Extraordinary Chinese and Japanese Works of Art in the Royal Collection

An ovoid-shaped Chinese Ming period porcelain jar painted in rich blue around the sides with two five-clawed dragons among clouds and with rocks and waves below. Round the shoulder a stylised shou (long life character) seems to grow out of the lotus scrol
Jar ©

The Royal Collection incorporates one of the most significant collections of Eastern arts in the Western world. These include a rich cross-section of porcelain, jade, lacquer and other wares produced in China and Japan over many centuries. Today, more than 2,000 objects of this kind are distributed across the royal residences in England and Scotland, reflecting the long-standing interest in rarities from distant lands shown by monarchs and their families.

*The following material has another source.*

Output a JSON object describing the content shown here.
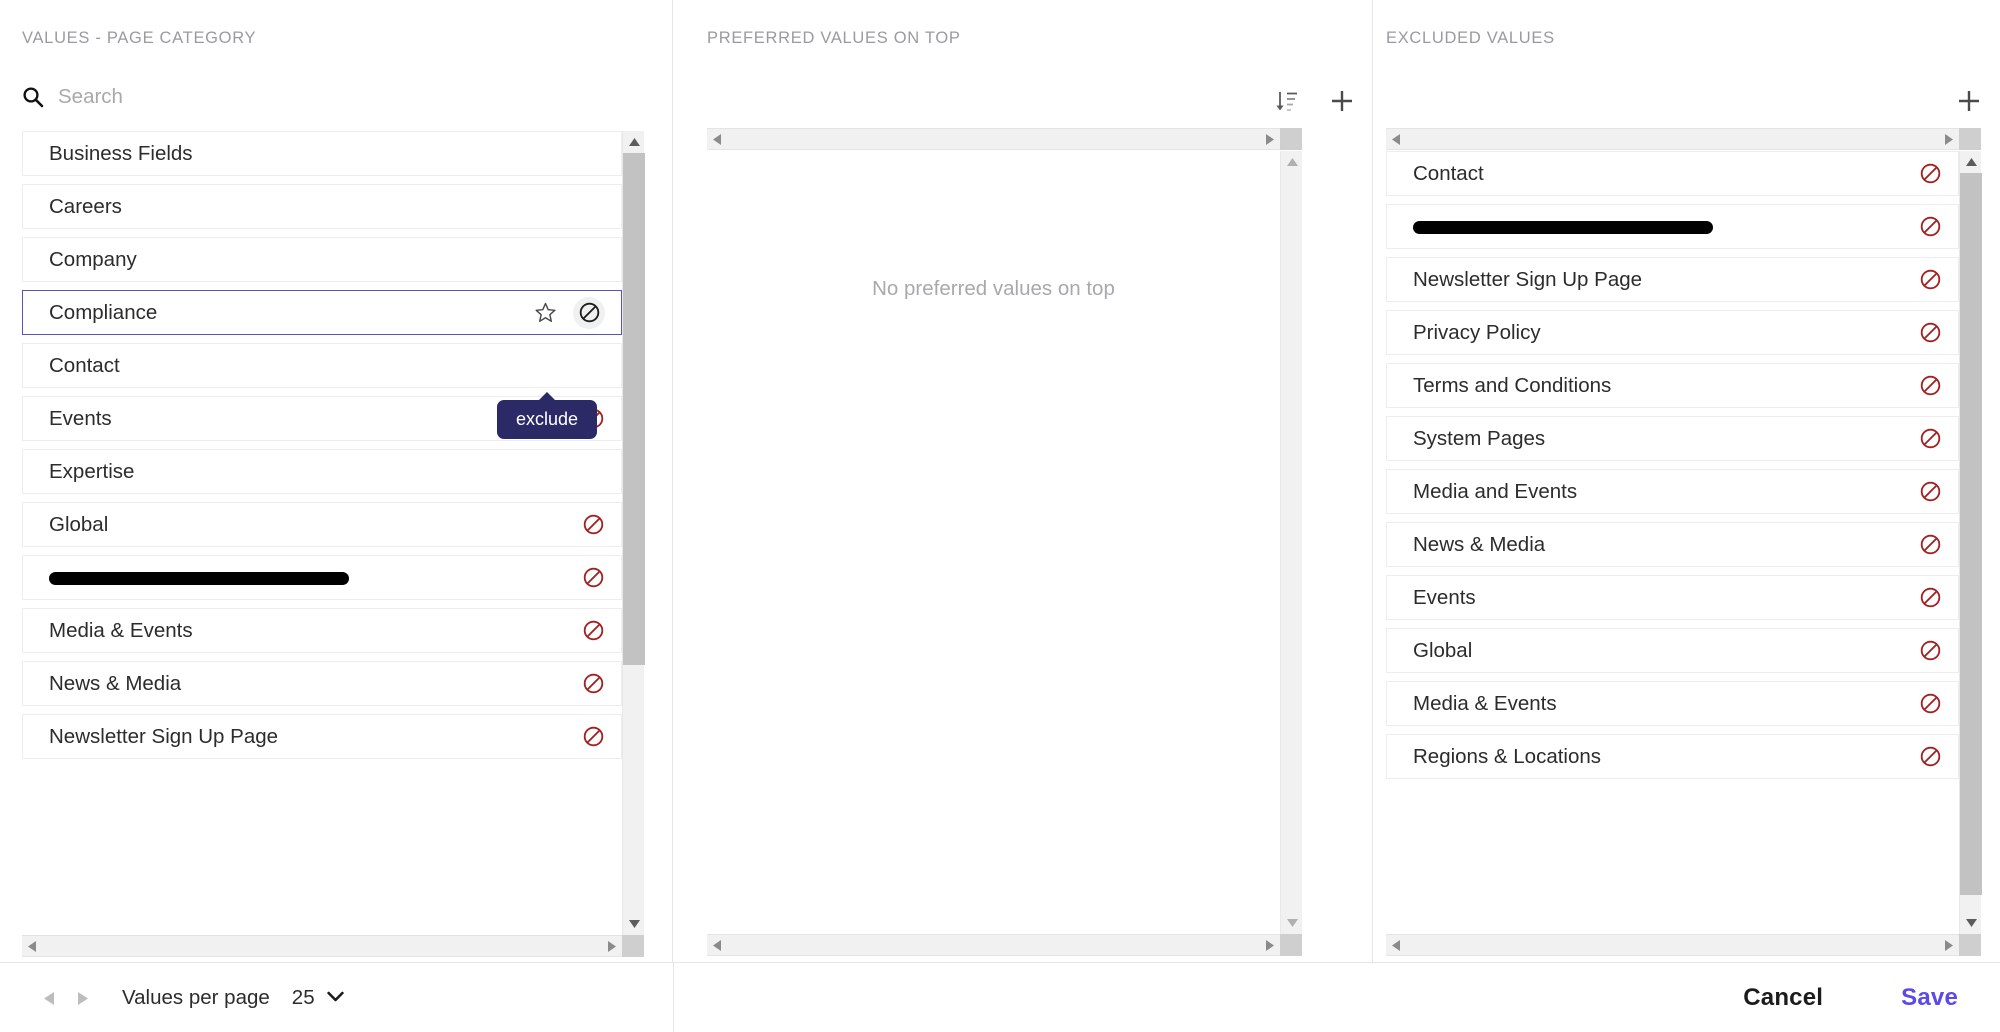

Click on an object below to explore some of the more unusual items from the Collection, or read the chapters to learn more about their origins and manufacture.

Jingdezhen [Jiangxi Province, China]


Iwai Yozaemon (active 1610)

Armour (domaru)

Arita, Hizen province [Japan]

Pair of vases

Jingdezhen [Jiangxi Province, China]

The Kylin clock

China [Asia]

Cup and cover

Dehua, Fujian Province [China]

Pair of figures of Guanyin with an infant

Japan [Asia]


China [Asia]

Pair of vases

Jingdezhen [Jiangxi Province, China]

Pair of flasks

Probably South China, Fujian province

Four figures of seated boys

Dehua, Fujian Province [China]

Two trick cups
The History of the Collection

Henry VIII is the first English sovereign known to have owned porcelain. Learn about the history of Chinese and...

Materials and Techniques

Porcelain items were traditionally the most famous and sought-after Asian wares. Learn about Materials and Techniques